TRIPOLI (Bloomberg) — Libya’s prime minister-elect is seeking 13 new Cabinet nominees after his first choices were rejected by lawmakers and protesters stormed the country’s new legislature.
The decision, announced by Prime Minister-elect Mustafa Abushagur’s spokesman in an interview Thursday, came hours after the National Congress postponed a scheduled vote on the nominations until a new list had been submitted. The Cabinet, unveiled Wednesday, included largely unknown figures and took little account of demands made by the country’s political groups and regions. About 200 protesters from the western city of Zawiya stormed the National Congress’ building to complain their region was not represented on the 29-name list.

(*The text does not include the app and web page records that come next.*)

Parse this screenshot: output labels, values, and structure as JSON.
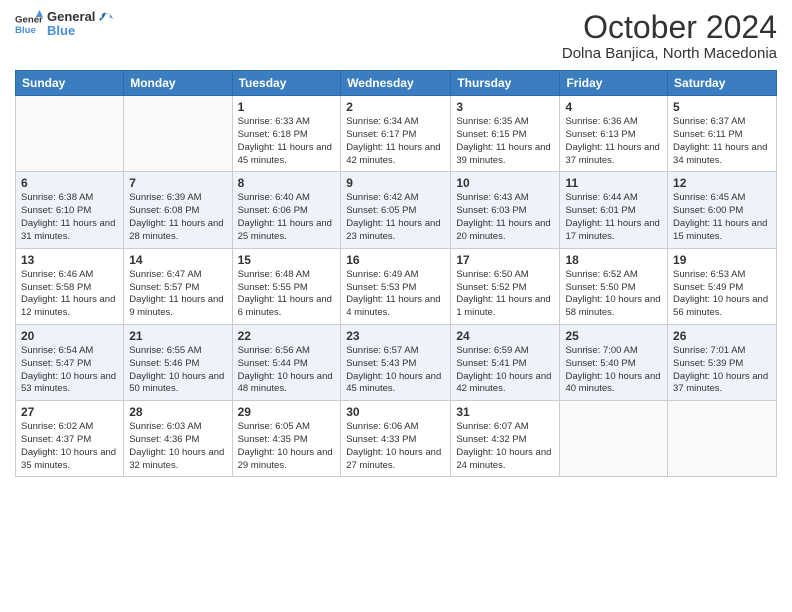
{
  "header": {
    "logo_line1": "General",
    "logo_line2": "Blue",
    "title": "October 2024",
    "subtitle": "Dolna Banjica, North Macedonia"
  },
  "days_of_week": [
    "Sunday",
    "Monday",
    "Tuesday",
    "Wednesday",
    "Thursday",
    "Friday",
    "Saturday"
  ],
  "weeks": [
    [
      {
        "day": "",
        "sunrise": "",
        "sunset": "",
        "daylight": "",
        "empty": true
      },
      {
        "day": "",
        "sunrise": "",
        "sunset": "",
        "daylight": "",
        "empty": true
      },
      {
        "day": "1",
        "sunrise": "Sunrise: 6:33 AM",
        "sunset": "Sunset: 6:18 PM",
        "daylight": "Daylight: 11 hours and 45 minutes.",
        "empty": false
      },
      {
        "day": "2",
        "sunrise": "Sunrise: 6:34 AM",
        "sunset": "Sunset: 6:17 PM",
        "daylight": "Daylight: 11 hours and 42 minutes.",
        "empty": false
      },
      {
        "day": "3",
        "sunrise": "Sunrise: 6:35 AM",
        "sunset": "Sunset: 6:15 PM",
        "daylight": "Daylight: 11 hours and 39 minutes.",
        "empty": false
      },
      {
        "day": "4",
        "sunrise": "Sunrise: 6:36 AM",
        "sunset": "Sunset: 6:13 PM",
        "daylight": "Daylight: 11 hours and 37 minutes.",
        "empty": false
      },
      {
        "day": "5",
        "sunrise": "Sunrise: 6:37 AM",
        "sunset": "Sunset: 6:11 PM",
        "daylight": "Daylight: 11 hours and 34 minutes.",
        "empty": false
      }
    ],
    [
      {
        "day": "6",
        "sunrise": "Sunrise: 6:38 AM",
        "sunset": "Sunset: 6:10 PM",
        "daylight": "Daylight: 11 hours and 31 minutes.",
        "empty": false
      },
      {
        "day": "7",
        "sunrise": "Sunrise: 6:39 AM",
        "sunset": "Sunset: 6:08 PM",
        "daylight": "Daylight: 11 hours and 28 minutes.",
        "empty": false
      },
      {
        "day": "8",
        "sunrise": "Sunrise: 6:40 AM",
        "sunset": "Sunset: 6:06 PM",
        "daylight": "Daylight: 11 hours and 25 minutes.",
        "empty": false
      },
      {
        "day": "9",
        "sunrise": "Sunrise: 6:42 AM",
        "sunset": "Sunset: 6:05 PM",
        "daylight": "Daylight: 11 hours and 23 minutes.",
        "empty": false
      },
      {
        "day": "10",
        "sunrise": "Sunrise: 6:43 AM",
        "sunset": "Sunset: 6:03 PM",
        "daylight": "Daylight: 11 hours and 20 minutes.",
        "empty": false
      },
      {
        "day": "11",
        "sunrise": "Sunrise: 6:44 AM",
        "sunset": "Sunset: 6:01 PM",
        "daylight": "Daylight: 11 hours and 17 minutes.",
        "empty": false
      },
      {
        "day": "12",
        "sunrise": "Sunrise: 6:45 AM",
        "sunset": "Sunset: 6:00 PM",
        "daylight": "Daylight: 11 hours and 15 minutes.",
        "empty": false
      }
    ],
    [
      {
        "day": "13",
        "sunrise": "Sunrise: 6:46 AM",
        "sunset": "Sunset: 5:58 PM",
        "daylight": "Daylight: 11 hours and 12 minutes.",
        "empty": false
      },
      {
        "day": "14",
        "sunrise": "Sunrise: 6:47 AM",
        "sunset": "Sunset: 5:57 PM",
        "daylight": "Daylight: 11 hours and 9 minutes.",
        "empty": false
      },
      {
        "day": "15",
        "sunrise": "Sunrise: 6:48 AM",
        "sunset": "Sunset: 5:55 PM",
        "daylight": "Daylight: 11 hours and 6 minutes.",
        "empty": false
      },
      {
        "day": "16",
        "sunrise": "Sunrise: 6:49 AM",
        "sunset": "Sunset: 5:53 PM",
        "daylight": "Daylight: 11 hours and 4 minutes.",
        "empty": false
      },
      {
        "day": "17",
        "sunrise": "Sunrise: 6:50 AM",
        "sunset": "Sunset: 5:52 PM",
        "daylight": "Daylight: 11 hours and 1 minute.",
        "empty": false
      },
      {
        "day": "18",
        "sunrise": "Sunrise: 6:52 AM",
        "sunset": "Sunset: 5:50 PM",
        "daylight": "Daylight: 10 hours and 58 minutes.",
        "empty": false
      },
      {
        "day": "19",
        "sunrise": "Sunrise: 6:53 AM",
        "sunset": "Sunset: 5:49 PM",
        "daylight": "Daylight: 10 hours and 56 minutes.",
        "empty": false
      }
    ],
    [
      {
        "day": "20",
        "sunrise": "Sunrise: 6:54 AM",
        "sunset": "Sunset: 5:47 PM",
        "daylight": "Daylight: 10 hours and 53 minutes.",
        "empty": false
      },
      {
        "day": "21",
        "sunrise": "Sunrise: 6:55 AM",
        "sunset": "Sunset: 5:46 PM",
        "daylight": "Daylight: 10 hours and 50 minutes.",
        "empty": false
      },
      {
        "day": "22",
        "sunrise": "Sunrise: 6:56 AM",
        "sunset": "Sunset: 5:44 PM",
        "daylight": "Daylight: 10 hours and 48 minutes.",
        "empty": false
      },
      {
        "day": "23",
        "sunrise": "Sunrise: 6:57 AM",
        "sunset": "Sunset: 5:43 PM",
        "daylight": "Daylight: 10 hours and 45 minutes.",
        "empty": false
      },
      {
        "day": "24",
        "sunrise": "Sunrise: 6:59 AM",
        "sunset": "Sunset: 5:41 PM",
        "daylight": "Daylight: 10 hours and 42 minutes.",
        "empty": false
      },
      {
        "day": "25",
        "sunrise": "Sunrise: 7:00 AM",
        "sunset": "Sunset: 5:40 PM",
        "daylight": "Daylight: 10 hours and 40 minutes.",
        "empty": false
      },
      {
        "day": "26",
        "sunrise": "Sunrise: 7:01 AM",
        "sunset": "Sunset: 5:39 PM",
        "daylight": "Daylight: 10 hours and 37 minutes.",
        "empty": false
      }
    ],
    [
      {
        "day": "27",
        "sunrise": "Sunrise: 6:02 AM",
        "sunset": "Sunset: 4:37 PM",
        "daylight": "Daylight: 10 hours and 35 minutes.",
        "empty": false
      },
      {
        "day": "28",
        "sunrise": "Sunrise: 6:03 AM",
        "sunset": "Sunset: 4:36 PM",
        "daylight": "Daylight: 10 hours and 32 minutes.",
        "empty": false
      },
      {
        "day": "29",
        "sunrise": "Sunrise: 6:05 AM",
        "sunset": "Sunset: 4:35 PM",
        "daylight": "Daylight: 10 hours and 29 minutes.",
        "empty": false
      },
      {
        "day": "30",
        "sunrise": "Sunrise: 6:06 AM",
        "sunset": "Sunset: 4:33 PM",
        "daylight": "Daylight: 10 hours and 27 minutes.",
        "empty": false
      },
      {
        "day": "31",
        "sunrise": "Sunrise: 6:07 AM",
        "sunset": "Sunset: 4:32 PM",
        "daylight": "Daylight: 10 hours and 24 minutes.",
        "empty": false
      },
      {
        "day": "",
        "sunrise": "",
        "sunset": "",
        "daylight": "",
        "empty": true
      },
      {
        "day": "",
        "sunrise": "",
        "sunset": "",
        "daylight": "",
        "empty": true
      }
    ]
  ]
}
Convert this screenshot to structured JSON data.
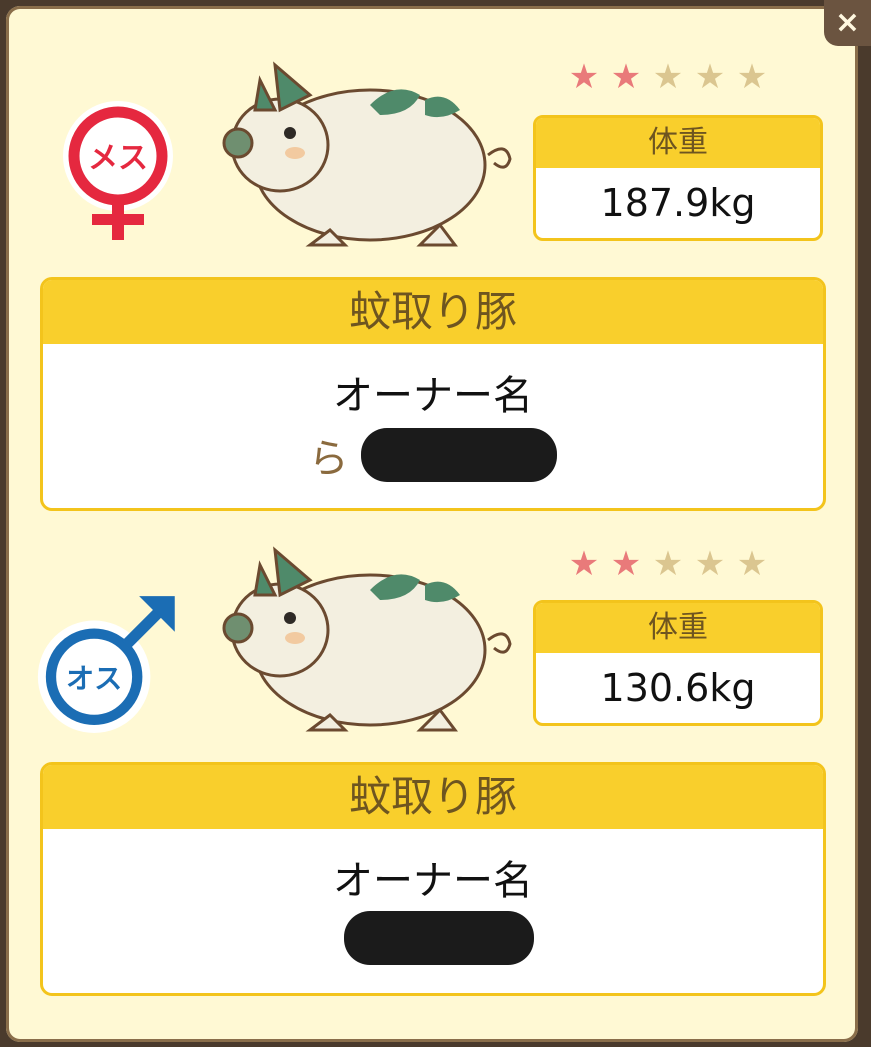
{
  "close_icon": "×",
  "colors": {
    "panel_bg": "#fff9d4",
    "header_yellow": "#f9cf2c",
    "header_text": "#6e5520",
    "star_filled": "#e97a7a",
    "star_empty": "#dbc690",
    "female_red": "#e5283f",
    "male_blue": "#1b6db4"
  },
  "pigs": [
    {
      "gender_label": "メス",
      "gender_icon": "female-symbol-icon",
      "rating": 2,
      "rating_max": 5,
      "star_glyph": "★",
      "weight_label": "体重",
      "weight_value": "187.9kg",
      "breed": "蚊取り豚",
      "owner_label": "オーナー名",
      "owner_name_visible": "ら"
    },
    {
      "gender_label": "オス",
      "gender_icon": "male-symbol-icon",
      "rating": 2,
      "rating_max": 5,
      "star_glyph": "★",
      "weight_label": "体重",
      "weight_value": "130.6kg",
      "breed": "蚊取り豚",
      "owner_label": "オーナー名",
      "owner_name_visible": ""
    }
  ]
}
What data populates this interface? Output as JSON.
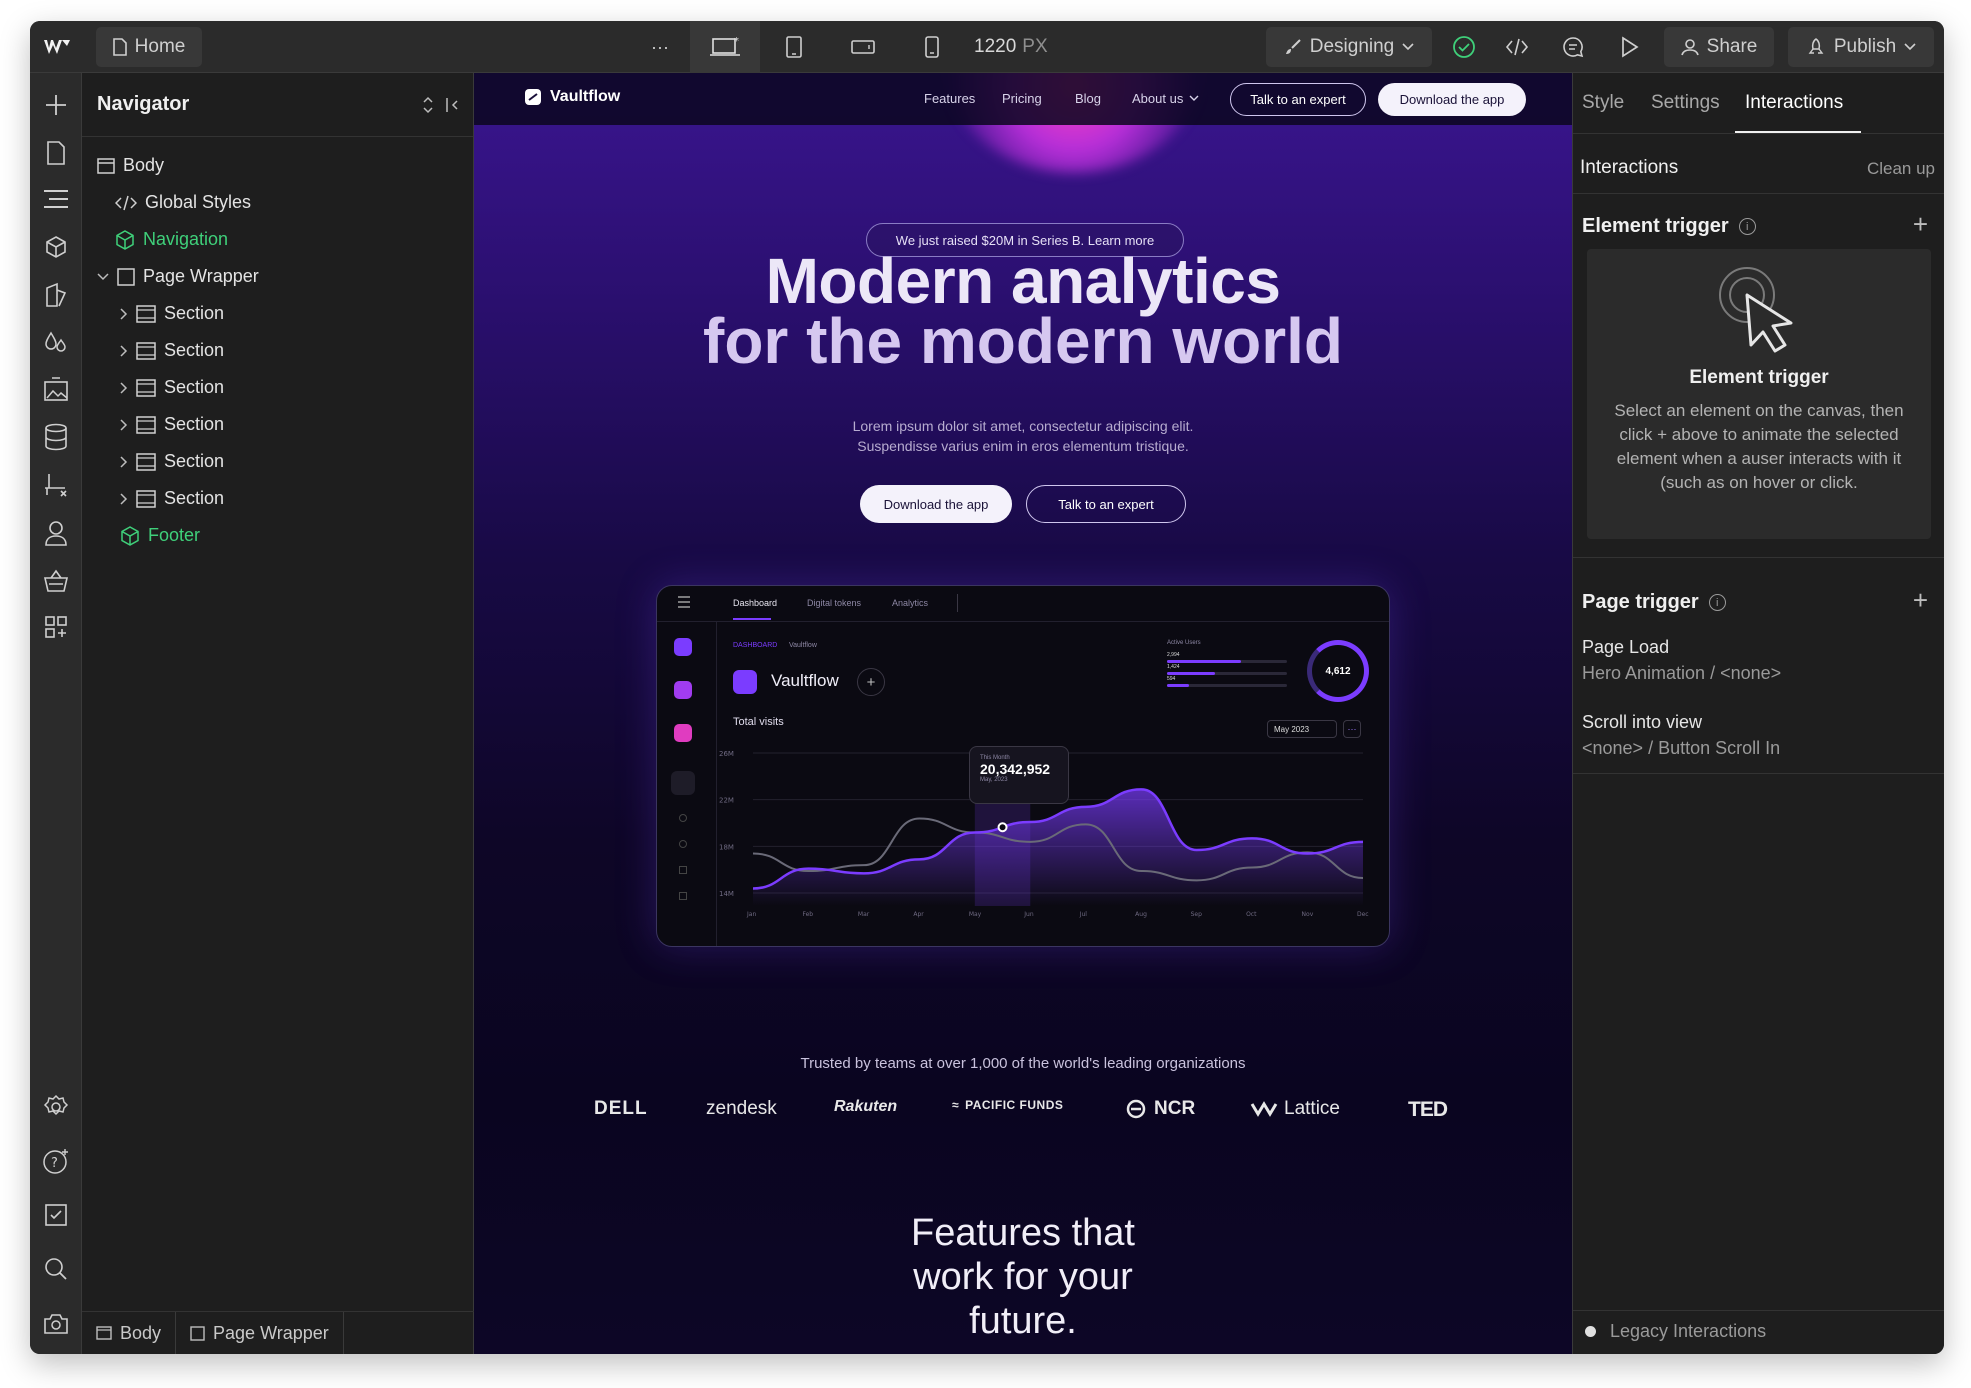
{
  "topbar": {
    "home_label": "Home",
    "more": "···",
    "width_value": "1220",
    "width_unit": "PX",
    "mode_label": "Designing",
    "share_label": "Share",
    "publish_label": "Publish"
  },
  "navigator": {
    "title": "Navigator",
    "tree": {
      "body": "Body",
      "global_styles": "Global Styles",
      "navigation": "Navigation",
      "page_wrapper": "Page Wrapper",
      "sections": [
        "Section",
        "Section",
        "Section",
        "Section",
        "Section",
        "Section"
      ],
      "footer": "Footer"
    },
    "breadcrumb": [
      "Body",
      "Page Wrapper"
    ]
  },
  "site": {
    "brand": "Vaultflow",
    "nav": [
      "Features",
      "Pricing",
      "Blog",
      "About us"
    ],
    "talk_btn": "Talk to an expert",
    "download_btn": "Download the app",
    "announcement": "We just raised $20M in Series B. Learn more",
    "hero_line1": "Modern analytics",
    "hero_line2": "for the modern world",
    "sub_line1": "Lorem ipsum dolor sit amet, consectetur adipiscing elit.",
    "sub_line2": "Suspendisse varius enim in eros elementum tristique.",
    "cta_primary": "Download the app",
    "cta_secondary": "Talk to an expert",
    "trusted": "Trusted by teams at over 1,000 of the world's leading organizations",
    "logos": [
      "DELL",
      "zendesk",
      "Rakuten",
      "PACIFIC FUNDS",
      "NCR",
      "Lattice",
      "TED"
    ],
    "features_heading": [
      "Features that",
      "work for your",
      "future."
    ]
  },
  "dashboard": {
    "tabs": [
      "Dashboard",
      "Digital tokens",
      "Analytics"
    ],
    "breadcrumb": [
      "DASHBOARD",
      "Vaultflow"
    ],
    "title": "Vaultflow",
    "total_visits": "Total visits",
    "active_users_label": "Active Users",
    "user_bars": [
      {
        "label": "2,994",
        "fill": 0.62
      },
      {
        "label": "1,424",
        "fill": 0.4
      },
      {
        "label": "594",
        "fill": 0.18
      }
    ],
    "ring_value": "4,612",
    "date_filter": "May 2023",
    "tooltip_caption": "This Month",
    "tooltip_value": "20,342,952",
    "tooltip_date": "May, 2023"
  },
  "chart_data": {
    "type": "line",
    "x": [
      "Jan",
      "Feb",
      "Mar",
      "Apr",
      "May",
      "Jun",
      "Jul",
      "Aug",
      "Sep",
      "Oct",
      "Nov",
      "Dec"
    ],
    "y_ticks": [
      "26M",
      "22M",
      "18M",
      "14M"
    ],
    "ylim": [
      14,
      26
    ],
    "series": [
      {
        "values": [
          15.5,
          17.2,
          16.8,
          18.0,
          20.3,
          21.2,
          22.5,
          24.0,
          18.8,
          19.8,
          18.5,
          19.5
        ]
      },
      {
        "values": [
          18.5,
          17.0,
          17.5,
          21.5,
          20.3,
          19.5,
          21.0,
          17.0,
          16.2,
          17.3,
          18.6,
          16.4
        ]
      }
    ],
    "highlight": "May",
    "colors": {
      "primary": "#7b3cff",
      "secondary": "#6a6a78"
    }
  },
  "panel": {
    "tabs": [
      "Style",
      "Settings",
      "Interactions"
    ],
    "heading": "Interactions",
    "clean_up": "Clean up",
    "element_trigger": "Element trigger",
    "element_trigger_card_title": "Element trigger",
    "element_trigger_desc": "Select an element on the canvas, then click + above to animate the selected element when a auser interacts with it (such as on hover or click.",
    "page_trigger": "Page trigger",
    "page_load_label": "Page Load",
    "page_load_value": "Hero Animation / <none>",
    "scroll_label": "Scroll into view",
    "scroll_value": "<none> / Button Scroll In",
    "legacy": "Legacy Interactions"
  }
}
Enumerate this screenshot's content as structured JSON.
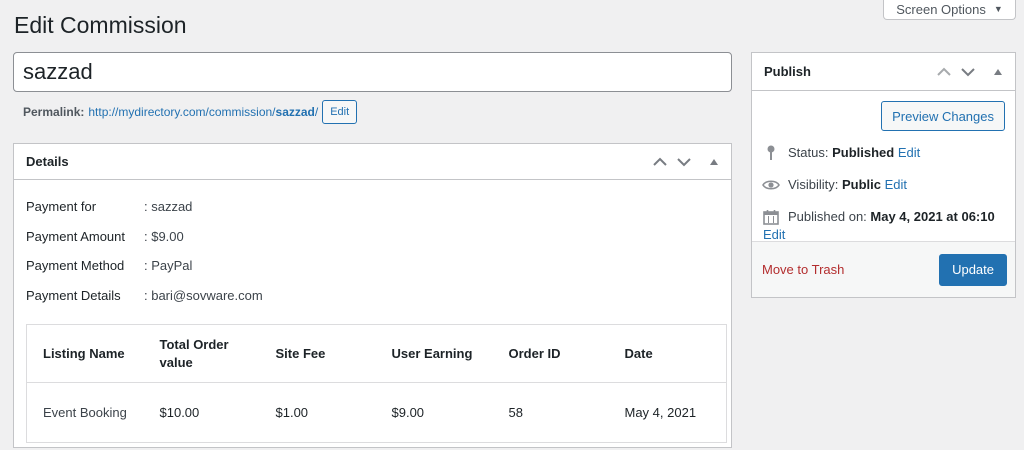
{
  "screen_options": {
    "label": "Screen Options"
  },
  "page": {
    "title": "Edit Commission"
  },
  "post": {
    "title_value": "sazzad"
  },
  "permalink": {
    "label": "Permalink:",
    "url_base": "http://mydirectory.com/commission/",
    "slug": "sazzad",
    "url_trailing": "/",
    "edit_label": "Edit"
  },
  "details": {
    "heading": "Details",
    "rows": [
      {
        "key": "Payment for",
        "value": ": sazzad"
      },
      {
        "key": "Payment Amount",
        "value": ": $9.00"
      },
      {
        "key": "Payment Method",
        "value": ": PayPal"
      },
      {
        "key": "Payment Details",
        "value": ": bari@sovware.com"
      }
    ],
    "table": {
      "headers": [
        "Listing Name",
        "Total Order value",
        "Site Fee",
        "User Earning",
        "Order ID",
        "Date"
      ],
      "rows": [
        [
          "Event Booking",
          "$10.00",
          "$1.00",
          "$9.00",
          "58",
          "May 4, 2021"
        ]
      ]
    }
  },
  "publish": {
    "heading": "Publish",
    "preview_label": "Preview Changes",
    "status_label": "Status:",
    "status_value": "Published",
    "visibility_label": "Visibility:",
    "visibility_value": "Public",
    "published_on_label": "Published on:",
    "published_on_value": "May 4, 2021 at 06:10",
    "edit_label": "Edit",
    "trash_label": "Move to Trash",
    "update_label": "Update"
  },
  "icons": {
    "pin": "pin-icon",
    "eye": "eye-icon",
    "calendar": "calendar-icon",
    "chevron_up": "chevron-up-icon",
    "chevron_down": "chevron-down-icon",
    "toggle": "triangle-up-icon"
  },
  "colors": {
    "accent": "#2271b1",
    "danger": "#b32d2e",
    "background": "#f0f0f1"
  }
}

The rejection of the nominees and the protests reflect the country’s fragile political situation in the year since Moammar Gadhafi was ousted and killed in a bloody uprising. Libya’s interim government has pushed to restore some semblance of order and revive the economy - efforts stymied by factionalism as militias refused to disarm and regional interests predominated.
Rajab Khalil, a deputy economy minister from Zawiya, said in an interview that those involved in Thursday’s demonstrations were outraged that Abushagur ignored their region in the Cabinet appointments.
Abushagur “talked about a national unity government that represents all of Libya’s region, but he has forgotten some of the regions, including Zawiya,” he said. “We’re not protesting over the nominations; we’re calling for his resignation.”
Wednesday’s Cabinet list included three deputy premiers representing the country’s three main regions. The prime minister-elect, who was named by the National Congress last month, has been struggling to form a government even as authorities try to disarm and disband the militias following the deadly assault on the U.S. consulate on Sept. 11.
He had been given a deadline of Oct. 7 to form the government or risk being dismissed by lawmakers. The deadline had been extended from its initial end-of-September limit.
“We have been asked to change 13 names, and we will try to do so by the end of the day,” Mohamed Al-Akari, Abushagur’s spokesman, said by phone. “We’re not sure that we will manage” to get the list done Thursday.
Al-Akari did not specify who among the proposed ministers would be replaced.
The parliamentary decision exposed the difficulty of finding agreement in a body in which no one group secured a majority.
“There were a lot of talks last night, and many congressmen are upset” by the nominations, Yusuf Magarief, the media adviser for the president of the legislature, said by phone, without elaborating. A vote may be organized for Oct. 6 or Oct. 7 if new candidates are proposed, he said.
The majority of the names on the list are largely unknown to most Libyans, reflecting what analysts such as AKE Group’s Alan Fraser said was an attempt by Abushagur to avoid links to the National Transitional Council that took over after Gadhafi’s downfall.
The newly elected parliament wants “to distance themselves from any negatives associated with the NTC - alleged corruption, cronyism - and anyone that could be accused of ties to the former regime,” Fraser, a Libya analyst for the Hereford, Britain-based security company, said in an emailed response to questions.
Abushagur offered few concessions to one of the most powerful groups in the new legislature.
The National Forces Alliance, headed by Mahmoud Jibril, won the single largest bloc of seats in the legislature and yet saw only one of its nine Cabinet picks nominated, Salma Al-Hek, an NFA lawmaker, said in an interview. Al-Hek said the party was “very disappointed” by Abushagur’s choices.
The premier-elect nominated Al-Mabrouk Eissa Abu Haroura as oil minister while tapping Abdusalam Jadallah Al-Salheen Saleh Obedie, as defense minister. Obedie was a field commander from Benghazi who took part in the uprising against Gadhafi, Guma Mishri, a high-ranking police officer, said in an interview Wednesday.